Prospective consecutive cohort analysis of 79 patients (67% male, median age 60 years, age range 34–87 years) included between 2000 and 2006. Lymphatic mapping consisted of preoperative lymphoscintigraphy, single photon emission computed tomography (SPECT/CT), and intraoperative use of a handheld gamma probe. Endpoints of the study were neck control rate, overall (OS), disease-specific (DSS), and disease-free survival (DFS).


Twenty-nine of 79 patients (37%) had positive sentinel nodes (SN). Six of 29 (21%) patients showed isolated tumor cells, 14/29 (48%) micrometastases, and 9/29 (31%) macrometastases.

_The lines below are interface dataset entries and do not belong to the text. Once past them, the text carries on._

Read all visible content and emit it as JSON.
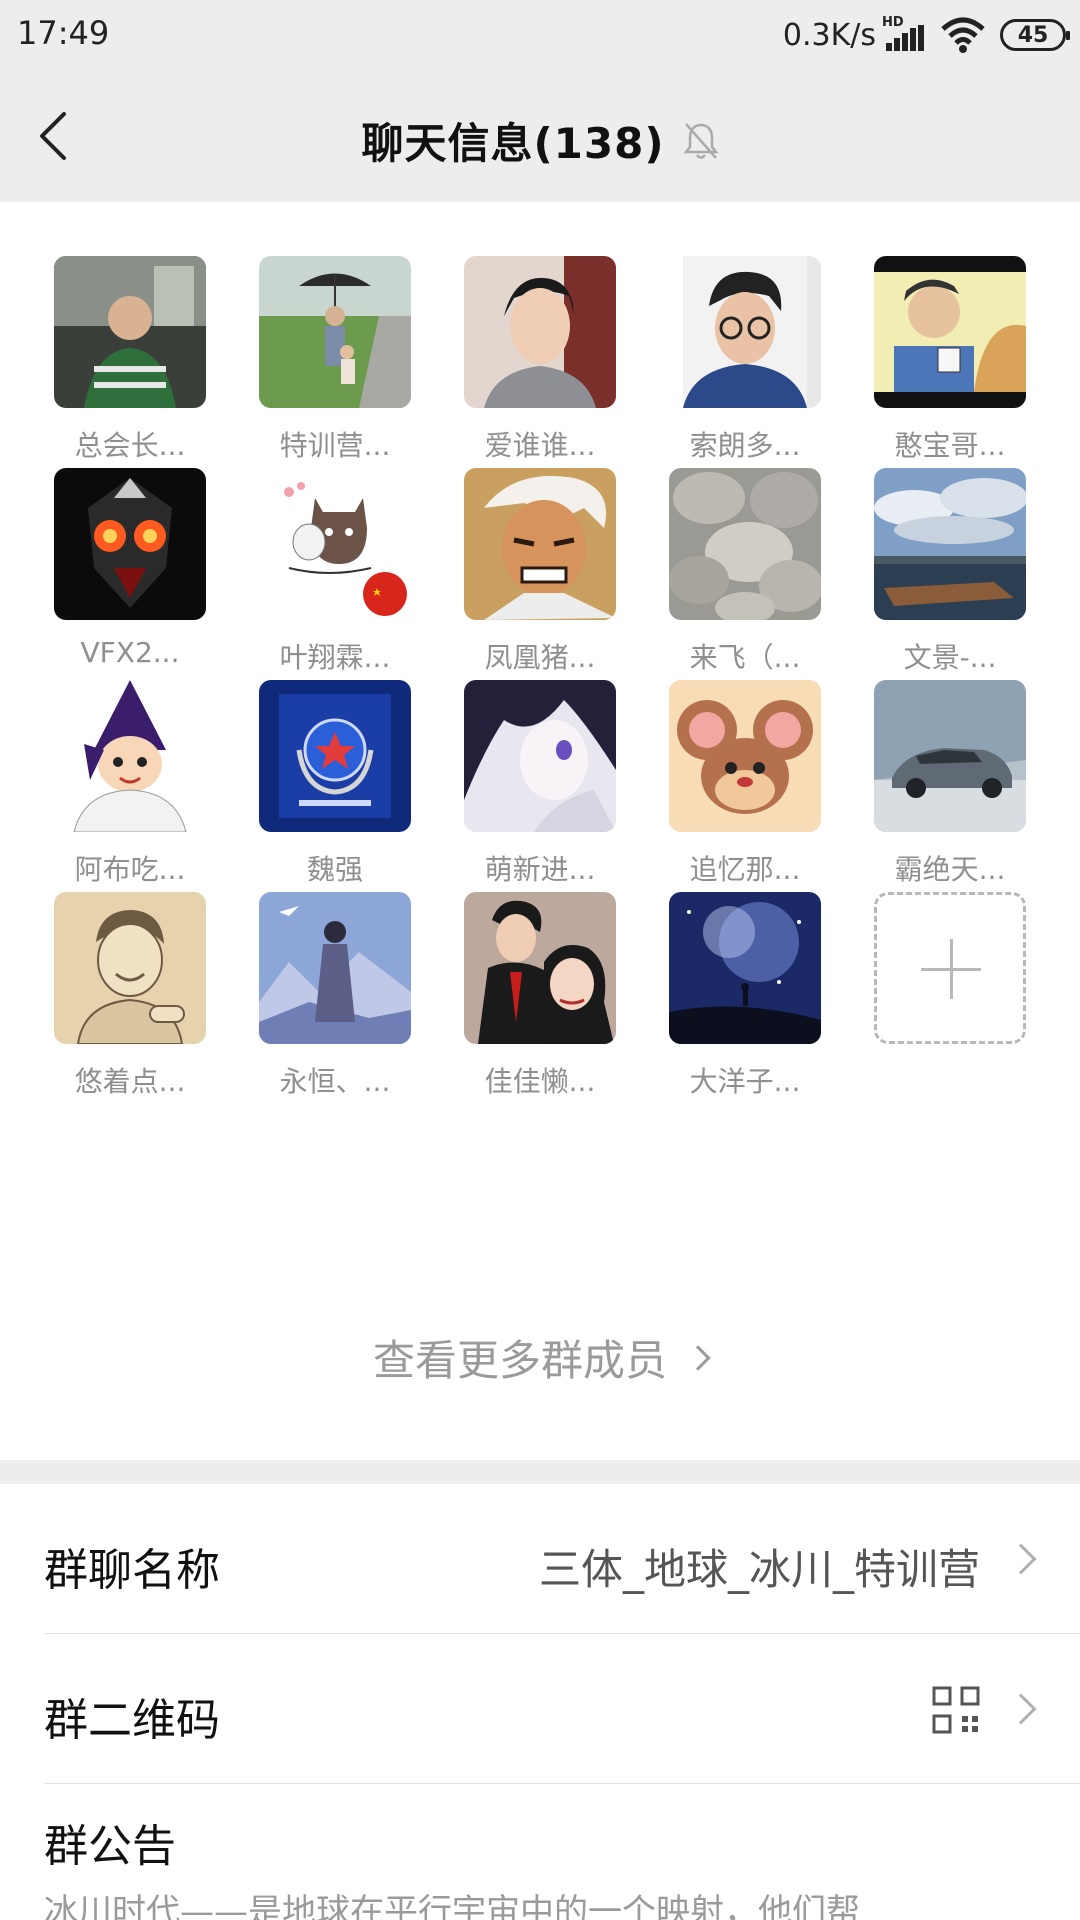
{
  "status_bar": {
    "time": "17:49",
    "network_speed": "0.3K/s",
    "network_type": "HD",
    "battery": "45"
  },
  "header": {
    "title": "聊天信息(138)"
  },
  "members": [
    {
      "name": "总会长...",
      "avatar": "photo-man-green-shirt"
    },
    {
      "name": "特训营...",
      "avatar": "photo-umbrella-field"
    },
    {
      "name": "爱谁谁...",
      "avatar": "photo-young-man-selfie"
    },
    {
      "name": "索朗多...",
      "avatar": "photo-man-glasses"
    },
    {
      "name": "憨宝哥...",
      "avatar": "cartoon-man"
    },
    {
      "name": "VFX2...",
      "avatar": "dark-robot-helmet"
    },
    {
      "name": "叶翔霖...",
      "avatar": "cartoon-cats-flag"
    },
    {
      "name": "凤凰猪...",
      "avatar": "anime-old-man"
    },
    {
      "name": "来飞（...",
      "avatar": "photo-stones"
    },
    {
      "name": "文景-...",
      "avatar": "photo-lake-pier"
    },
    {
      "name": "阿布吃...",
      "avatar": "cartoon-hooded-kid"
    },
    {
      "name": "魏强",
      "avatar": "police-emblem-blue"
    },
    {
      "name": "萌新进...",
      "avatar": "anime-girl"
    },
    {
      "name": "追忆那...",
      "avatar": "cartoon-mouse"
    },
    {
      "name": "霸绝天...",
      "avatar": "photo-car"
    },
    {
      "name": "悠着点...",
      "avatar": "sketch-man-pointing"
    },
    {
      "name": "永恒、...",
      "avatar": "illustration-girl-mountains"
    },
    {
      "name": "佳佳懒...",
      "avatar": "photo-couple"
    },
    {
      "name": "大洋子...",
      "avatar": "photo-night-sky"
    }
  ],
  "add_member": {
    "icon": "plus-icon"
  },
  "view_more": "查看更多群成员",
  "settings": {
    "group_name_label": "群聊名称",
    "group_name_value": "三体_地球_冰川_特训营",
    "qr_label": "群二维码",
    "notice_label": "群公告",
    "notice_text": "冰川时代——是地球在平行宇宙中的一个映射，他们帮"
  }
}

OS, DFS, and DSS at 5 years for the entire cohort were 80, 85, and 87%, for SN-negative patients were 88, 96, and 96%, and for SN-positive patients were 74, 73, and 77%, respectively. Only the difference in DSS achieved statistical significance. The neck control rate after 5 years was 96% in SN-negative and 74% in SN-positive patients. This difference was statistically significant.


SNB is a safe and accurate staging modality to select patients with clinically stage I/II OSCC with occult lymph node disease for elective neck dissection (END). The promising reported short-term results have been sustained by long-term follow-up. Patients with negative SN and no END achieve an excellent neck control rate which compares favorably with reports on primary END. The neck control rate in SN-negative patients is superior to that in SN-positive patients, which is reflected in superior DSS.